Women’s rights organizations and gender equality advocates met in Busan, South Korea, ahead of the 4th High Level Forum on Aid Effectiveness (HLF-4) Nov 29 – Dec 1 to agree on common strategies to influence the development cooperation framework that will come out of HLF-4.
Political Statement from the Busan Global Women’s Forum
Excerpt: “We believe in development as a Right and that international solidarity through sustainable international cooperation has a crucial role to play in fulfilling states’ responsibility to ensure that all people realise their rights. Development is a right and not a leverage for often unequal, unsustainable growth. We challenge mainstream economic development models and aim to shift the dominant development discourse towards an inclusive, sustainable, and just paradigm.”
The Political Statement from the Busan Global Women’s Forum is the document in which women’s rights activists state their vision of transformation for a world where aid is no longer necessary. Development cooperation, they say, “should not increase divisions and inequalities in developing countries, but instead provide the basis for the achievement of human rights, including women’s rights, and of commitments on gender equality, decent work and environmental sustainability”.
The Women’s Global Forum was part of the Busan Global Civil Society Forum that took place from 26 to 28, November 2011. It was co-organized by women’s orgs part of the BetterAid Coordinating Group: Asia Pacific Forum on Women, Law and Development (APWLD), Association for Women’s Rights in Development (AWID), African Women’s Development and Communication Network (FEMNET), WIDE Network, and Coordinadora de la Mujer/Bolivia with the support of other women’s organizations.

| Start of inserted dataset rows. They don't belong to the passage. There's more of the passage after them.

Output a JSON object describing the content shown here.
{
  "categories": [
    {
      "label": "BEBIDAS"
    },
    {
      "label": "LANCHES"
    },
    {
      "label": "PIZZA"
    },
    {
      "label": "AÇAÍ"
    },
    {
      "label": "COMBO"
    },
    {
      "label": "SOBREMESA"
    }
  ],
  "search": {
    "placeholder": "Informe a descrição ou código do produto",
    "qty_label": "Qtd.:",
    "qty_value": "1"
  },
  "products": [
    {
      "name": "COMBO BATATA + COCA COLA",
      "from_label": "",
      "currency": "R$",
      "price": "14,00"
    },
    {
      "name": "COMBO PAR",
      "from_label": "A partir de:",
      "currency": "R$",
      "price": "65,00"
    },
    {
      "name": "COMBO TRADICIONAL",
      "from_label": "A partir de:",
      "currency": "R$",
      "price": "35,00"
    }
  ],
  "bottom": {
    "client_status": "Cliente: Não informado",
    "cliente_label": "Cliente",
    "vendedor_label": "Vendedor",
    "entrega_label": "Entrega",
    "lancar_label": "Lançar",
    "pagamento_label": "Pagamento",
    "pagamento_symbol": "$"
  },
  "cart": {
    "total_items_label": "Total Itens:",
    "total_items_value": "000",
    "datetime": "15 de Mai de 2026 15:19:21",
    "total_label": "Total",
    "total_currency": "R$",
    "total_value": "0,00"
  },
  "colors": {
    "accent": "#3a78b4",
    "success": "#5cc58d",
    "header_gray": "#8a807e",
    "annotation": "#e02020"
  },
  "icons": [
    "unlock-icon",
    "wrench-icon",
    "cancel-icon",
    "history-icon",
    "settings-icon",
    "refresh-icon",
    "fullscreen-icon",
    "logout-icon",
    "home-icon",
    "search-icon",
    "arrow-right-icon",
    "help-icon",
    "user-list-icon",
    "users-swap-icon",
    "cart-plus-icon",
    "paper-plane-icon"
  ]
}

Women’s organizations have chosen not to endorse the current Busan Joint Action Plan on Gender Equality and Development being proposed by the US. The groups are releasing a position statement (attached) on the plan which expresses concern about the overwhelming focus on promoting women as vehicles of economic growth, rather than rights holders in the plan